The Seminar for Bishops will be held prior to the start of the General Meeting on Sunday, November 9, 2:00-4:30 p.m. Moderating the Seminar will be Mary Ann Glendon of Harvard Law School, Chairperson of the Subcommittee on 9/11 and Iraq of the USCCB's International Policy Committee. After introductory remarks by Fr. J. Bryan Hehir of Catholic Charities, USA, Dr. Glendon will lead a structured conversation on "New Moral and Policy Challenges" with Father Hehir, Michael Novak of the American Enterprise Institute, Sister Mary Evelyn Jegen, SND, of Trinity College, and Dr. John Steinbruner of the University of Maryland.
A second session of the seminar will be devoted to "New Pastoral Challenges" and will feature Cardinal Theodore McCarrick, Archbishop of Washington, Most Reverend Edwin F. O'Brien, Archbishop for the Military Services, and Most Reverend Walter F. Sullivan, Retired Bishop of Richmond.
In addition to these events, the leadership of the episcopal conferences of two areas that have been ravaged by war -- Vietnam and the Great Lakes Region of Africa (Congo, Burundi, Rwanda) -- will attend the bishops' meeting and briefly address the full body of bishops on Monday, November 10, and Tuesday, November 11, respectively.

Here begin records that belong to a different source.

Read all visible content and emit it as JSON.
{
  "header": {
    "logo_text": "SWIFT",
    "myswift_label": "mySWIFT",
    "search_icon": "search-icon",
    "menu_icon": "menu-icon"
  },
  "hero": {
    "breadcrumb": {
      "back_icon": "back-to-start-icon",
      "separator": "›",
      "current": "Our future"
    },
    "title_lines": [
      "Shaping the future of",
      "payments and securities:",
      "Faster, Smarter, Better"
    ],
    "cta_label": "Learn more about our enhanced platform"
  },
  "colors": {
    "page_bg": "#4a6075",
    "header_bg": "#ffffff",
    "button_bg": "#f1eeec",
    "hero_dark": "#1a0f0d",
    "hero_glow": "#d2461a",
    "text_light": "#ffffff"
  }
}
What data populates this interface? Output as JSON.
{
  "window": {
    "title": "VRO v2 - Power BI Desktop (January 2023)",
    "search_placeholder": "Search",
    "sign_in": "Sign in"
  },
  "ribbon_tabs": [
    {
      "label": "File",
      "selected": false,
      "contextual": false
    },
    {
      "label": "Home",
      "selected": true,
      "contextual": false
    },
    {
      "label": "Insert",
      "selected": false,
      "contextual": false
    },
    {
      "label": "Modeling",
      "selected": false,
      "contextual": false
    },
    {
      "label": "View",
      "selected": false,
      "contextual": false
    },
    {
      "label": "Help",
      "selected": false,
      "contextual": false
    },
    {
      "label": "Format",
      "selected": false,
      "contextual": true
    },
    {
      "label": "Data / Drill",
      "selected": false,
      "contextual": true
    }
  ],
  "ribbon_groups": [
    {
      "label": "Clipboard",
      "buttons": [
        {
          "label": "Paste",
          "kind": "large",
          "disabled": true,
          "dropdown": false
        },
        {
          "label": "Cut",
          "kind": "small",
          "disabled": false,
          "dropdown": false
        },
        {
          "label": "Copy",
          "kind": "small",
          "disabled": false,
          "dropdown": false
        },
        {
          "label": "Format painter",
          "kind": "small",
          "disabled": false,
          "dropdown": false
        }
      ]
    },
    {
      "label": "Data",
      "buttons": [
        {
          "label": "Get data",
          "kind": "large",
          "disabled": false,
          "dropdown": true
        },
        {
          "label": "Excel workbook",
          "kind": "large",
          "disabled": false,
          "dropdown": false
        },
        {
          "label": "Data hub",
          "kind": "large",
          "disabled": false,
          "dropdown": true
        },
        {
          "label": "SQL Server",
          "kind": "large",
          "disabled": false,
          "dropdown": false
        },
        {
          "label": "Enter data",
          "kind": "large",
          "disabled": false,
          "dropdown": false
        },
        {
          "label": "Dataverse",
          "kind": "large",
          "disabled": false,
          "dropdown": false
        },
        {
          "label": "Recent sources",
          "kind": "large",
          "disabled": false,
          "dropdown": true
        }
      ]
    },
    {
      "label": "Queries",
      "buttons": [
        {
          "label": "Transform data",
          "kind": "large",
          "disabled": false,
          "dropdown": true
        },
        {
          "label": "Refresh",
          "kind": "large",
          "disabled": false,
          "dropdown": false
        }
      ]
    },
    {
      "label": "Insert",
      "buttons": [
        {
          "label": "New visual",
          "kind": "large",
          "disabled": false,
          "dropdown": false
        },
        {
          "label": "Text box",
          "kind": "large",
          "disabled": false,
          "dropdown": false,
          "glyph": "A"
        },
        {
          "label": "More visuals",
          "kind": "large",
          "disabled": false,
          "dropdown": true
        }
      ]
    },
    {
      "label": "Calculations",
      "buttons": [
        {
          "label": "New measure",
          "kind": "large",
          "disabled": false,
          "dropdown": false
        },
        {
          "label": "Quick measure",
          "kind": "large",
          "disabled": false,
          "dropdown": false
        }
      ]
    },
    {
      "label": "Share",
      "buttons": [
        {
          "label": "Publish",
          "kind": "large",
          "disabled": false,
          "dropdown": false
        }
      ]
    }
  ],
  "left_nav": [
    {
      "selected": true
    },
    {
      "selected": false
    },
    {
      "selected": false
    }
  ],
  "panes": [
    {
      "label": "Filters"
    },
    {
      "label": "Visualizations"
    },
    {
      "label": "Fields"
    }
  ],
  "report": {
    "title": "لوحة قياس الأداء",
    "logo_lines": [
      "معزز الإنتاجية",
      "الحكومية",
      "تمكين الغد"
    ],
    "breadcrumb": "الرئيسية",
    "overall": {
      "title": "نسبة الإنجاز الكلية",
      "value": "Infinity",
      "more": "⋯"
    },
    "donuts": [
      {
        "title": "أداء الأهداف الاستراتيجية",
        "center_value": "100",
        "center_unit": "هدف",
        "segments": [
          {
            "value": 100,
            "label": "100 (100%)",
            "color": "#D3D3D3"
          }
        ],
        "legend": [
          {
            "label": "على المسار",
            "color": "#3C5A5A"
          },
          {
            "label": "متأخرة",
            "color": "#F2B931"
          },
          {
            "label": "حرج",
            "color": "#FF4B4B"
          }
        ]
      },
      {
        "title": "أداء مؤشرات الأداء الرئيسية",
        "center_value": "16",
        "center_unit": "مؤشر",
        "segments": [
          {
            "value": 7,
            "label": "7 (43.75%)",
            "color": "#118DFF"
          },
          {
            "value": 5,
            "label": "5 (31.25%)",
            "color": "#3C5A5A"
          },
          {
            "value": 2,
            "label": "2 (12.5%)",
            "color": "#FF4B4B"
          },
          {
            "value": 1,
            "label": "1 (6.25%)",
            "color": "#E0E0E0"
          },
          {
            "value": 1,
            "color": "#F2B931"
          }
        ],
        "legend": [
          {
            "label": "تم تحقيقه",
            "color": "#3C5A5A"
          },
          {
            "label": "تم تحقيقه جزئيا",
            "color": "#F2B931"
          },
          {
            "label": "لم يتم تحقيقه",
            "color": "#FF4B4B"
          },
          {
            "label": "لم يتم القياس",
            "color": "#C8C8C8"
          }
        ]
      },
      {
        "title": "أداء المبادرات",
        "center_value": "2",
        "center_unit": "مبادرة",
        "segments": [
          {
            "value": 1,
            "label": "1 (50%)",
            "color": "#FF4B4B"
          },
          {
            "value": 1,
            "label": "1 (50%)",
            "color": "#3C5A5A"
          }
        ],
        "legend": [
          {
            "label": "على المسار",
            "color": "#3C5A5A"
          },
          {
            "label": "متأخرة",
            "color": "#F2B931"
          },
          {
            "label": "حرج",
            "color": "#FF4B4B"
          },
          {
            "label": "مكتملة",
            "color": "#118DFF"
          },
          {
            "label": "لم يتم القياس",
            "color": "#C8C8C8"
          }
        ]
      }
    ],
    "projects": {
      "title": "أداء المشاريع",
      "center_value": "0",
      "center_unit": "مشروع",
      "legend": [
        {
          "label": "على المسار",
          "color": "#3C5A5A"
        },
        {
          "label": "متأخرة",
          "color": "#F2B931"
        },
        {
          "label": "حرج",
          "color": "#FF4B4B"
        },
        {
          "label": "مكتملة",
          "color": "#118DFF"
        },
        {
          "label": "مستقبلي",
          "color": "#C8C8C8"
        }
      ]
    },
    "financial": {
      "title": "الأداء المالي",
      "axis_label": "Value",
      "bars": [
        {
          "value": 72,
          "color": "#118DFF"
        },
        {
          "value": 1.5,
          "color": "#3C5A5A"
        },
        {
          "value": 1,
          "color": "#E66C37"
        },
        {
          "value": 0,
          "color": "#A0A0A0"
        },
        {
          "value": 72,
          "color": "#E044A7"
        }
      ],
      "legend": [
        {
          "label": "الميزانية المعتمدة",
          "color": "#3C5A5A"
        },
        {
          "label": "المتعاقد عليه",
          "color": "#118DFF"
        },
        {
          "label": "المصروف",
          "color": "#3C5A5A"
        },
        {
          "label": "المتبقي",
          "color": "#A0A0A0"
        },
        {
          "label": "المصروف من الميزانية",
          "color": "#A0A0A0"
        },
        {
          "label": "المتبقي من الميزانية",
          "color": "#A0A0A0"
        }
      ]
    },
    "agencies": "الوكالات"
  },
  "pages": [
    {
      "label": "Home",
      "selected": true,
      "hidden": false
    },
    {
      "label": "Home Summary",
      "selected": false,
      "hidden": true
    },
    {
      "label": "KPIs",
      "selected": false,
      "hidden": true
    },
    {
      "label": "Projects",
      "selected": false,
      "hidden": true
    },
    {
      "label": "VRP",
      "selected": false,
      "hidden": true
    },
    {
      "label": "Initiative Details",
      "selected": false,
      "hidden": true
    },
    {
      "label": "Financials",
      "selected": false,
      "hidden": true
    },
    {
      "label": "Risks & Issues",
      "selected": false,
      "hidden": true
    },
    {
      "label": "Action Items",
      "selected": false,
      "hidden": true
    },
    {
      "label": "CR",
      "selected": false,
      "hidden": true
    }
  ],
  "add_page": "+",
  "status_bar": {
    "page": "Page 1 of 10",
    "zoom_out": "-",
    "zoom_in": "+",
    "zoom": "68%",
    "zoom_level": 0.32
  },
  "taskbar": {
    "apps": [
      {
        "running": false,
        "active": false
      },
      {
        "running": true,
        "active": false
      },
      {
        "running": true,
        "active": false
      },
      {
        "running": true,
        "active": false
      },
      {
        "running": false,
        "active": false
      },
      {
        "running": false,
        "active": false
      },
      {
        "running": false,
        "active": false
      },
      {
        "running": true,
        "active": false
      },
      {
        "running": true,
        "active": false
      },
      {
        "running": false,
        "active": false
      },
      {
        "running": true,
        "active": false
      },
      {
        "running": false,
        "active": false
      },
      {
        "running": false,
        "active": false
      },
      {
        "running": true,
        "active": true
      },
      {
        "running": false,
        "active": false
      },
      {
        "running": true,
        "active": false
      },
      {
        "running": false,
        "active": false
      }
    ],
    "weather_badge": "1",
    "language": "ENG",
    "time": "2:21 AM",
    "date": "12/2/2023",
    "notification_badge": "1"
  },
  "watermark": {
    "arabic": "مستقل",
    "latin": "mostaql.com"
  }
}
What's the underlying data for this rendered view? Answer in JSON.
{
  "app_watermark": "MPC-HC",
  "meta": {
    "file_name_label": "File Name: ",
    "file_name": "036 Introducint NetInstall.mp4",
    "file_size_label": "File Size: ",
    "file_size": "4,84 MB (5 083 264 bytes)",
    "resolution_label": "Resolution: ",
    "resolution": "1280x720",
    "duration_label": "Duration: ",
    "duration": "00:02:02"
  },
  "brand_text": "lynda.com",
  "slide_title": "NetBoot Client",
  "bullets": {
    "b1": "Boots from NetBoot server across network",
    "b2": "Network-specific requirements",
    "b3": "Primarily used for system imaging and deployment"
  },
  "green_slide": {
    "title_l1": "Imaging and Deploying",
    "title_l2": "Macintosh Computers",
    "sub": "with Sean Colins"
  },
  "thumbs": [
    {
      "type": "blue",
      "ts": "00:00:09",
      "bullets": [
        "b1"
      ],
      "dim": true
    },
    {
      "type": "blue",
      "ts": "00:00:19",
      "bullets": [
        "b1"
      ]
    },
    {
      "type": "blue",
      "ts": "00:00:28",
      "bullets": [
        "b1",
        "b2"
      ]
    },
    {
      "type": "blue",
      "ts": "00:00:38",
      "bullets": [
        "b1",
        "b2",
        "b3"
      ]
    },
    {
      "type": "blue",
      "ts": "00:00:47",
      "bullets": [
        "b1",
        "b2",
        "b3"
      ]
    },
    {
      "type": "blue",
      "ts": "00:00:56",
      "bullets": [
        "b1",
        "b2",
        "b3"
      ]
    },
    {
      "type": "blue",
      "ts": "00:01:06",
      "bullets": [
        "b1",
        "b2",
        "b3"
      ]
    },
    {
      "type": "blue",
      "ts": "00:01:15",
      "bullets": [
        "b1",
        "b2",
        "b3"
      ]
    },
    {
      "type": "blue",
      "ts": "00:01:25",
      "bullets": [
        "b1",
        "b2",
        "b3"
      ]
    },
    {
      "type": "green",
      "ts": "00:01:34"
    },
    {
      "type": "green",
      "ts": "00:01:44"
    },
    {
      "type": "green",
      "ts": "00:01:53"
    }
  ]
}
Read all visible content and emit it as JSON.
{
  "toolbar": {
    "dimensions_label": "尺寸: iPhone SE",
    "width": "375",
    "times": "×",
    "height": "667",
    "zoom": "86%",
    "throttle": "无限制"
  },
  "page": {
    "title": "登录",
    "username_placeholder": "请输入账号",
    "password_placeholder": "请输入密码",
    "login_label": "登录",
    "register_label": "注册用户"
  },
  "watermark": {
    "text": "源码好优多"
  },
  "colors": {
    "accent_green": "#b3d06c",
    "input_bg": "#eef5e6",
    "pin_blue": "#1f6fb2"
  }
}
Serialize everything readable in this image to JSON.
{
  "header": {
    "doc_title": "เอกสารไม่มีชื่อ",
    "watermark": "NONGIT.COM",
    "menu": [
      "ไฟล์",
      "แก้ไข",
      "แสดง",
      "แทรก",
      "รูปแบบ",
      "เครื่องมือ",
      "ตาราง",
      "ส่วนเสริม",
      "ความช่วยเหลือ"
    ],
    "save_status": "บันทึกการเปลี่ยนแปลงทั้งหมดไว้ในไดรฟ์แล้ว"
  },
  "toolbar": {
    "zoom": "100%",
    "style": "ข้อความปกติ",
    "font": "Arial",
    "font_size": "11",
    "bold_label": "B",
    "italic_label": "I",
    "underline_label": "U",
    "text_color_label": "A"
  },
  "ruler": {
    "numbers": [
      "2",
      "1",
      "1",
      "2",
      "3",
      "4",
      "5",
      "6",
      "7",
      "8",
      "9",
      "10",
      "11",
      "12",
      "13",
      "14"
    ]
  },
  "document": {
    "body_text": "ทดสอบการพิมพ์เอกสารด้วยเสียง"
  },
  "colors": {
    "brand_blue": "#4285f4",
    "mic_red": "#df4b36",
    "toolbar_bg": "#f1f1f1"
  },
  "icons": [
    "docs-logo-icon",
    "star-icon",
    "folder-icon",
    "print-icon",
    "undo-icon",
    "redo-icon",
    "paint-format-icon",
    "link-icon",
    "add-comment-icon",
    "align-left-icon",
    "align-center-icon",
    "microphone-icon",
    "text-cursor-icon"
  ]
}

The delegation from Vietnam includes Conference President Bishop Paul Hoa, and Vietnam's newest cardinal, Cardinal Jean-Baptiste Man; the delegation from Africa includes Cardinal Frederic Etsou, President of the Bishops' Conference of the Democratic Republic of Congo, and Bishop Nicholas Djomo, President of the Association of Episcopal Conferences of Central Africa.
A private luncheon will be held for the Bishops from Central Africa on Monday, November 10, and a public reception will be held for the Vietnamese Bishops on Wednesday, November 12, 5:00-7:00 p.m. Both will be at the Hyatt, in Congressional A.
Interviews with the visiting bishops are available upon request.
The USCCB's November meeting opens Monday, November 10, and continues through Thursday, November 13. Media seeking credentials can find information at www.usccb.org. Media credential applications should be submitted by October 31.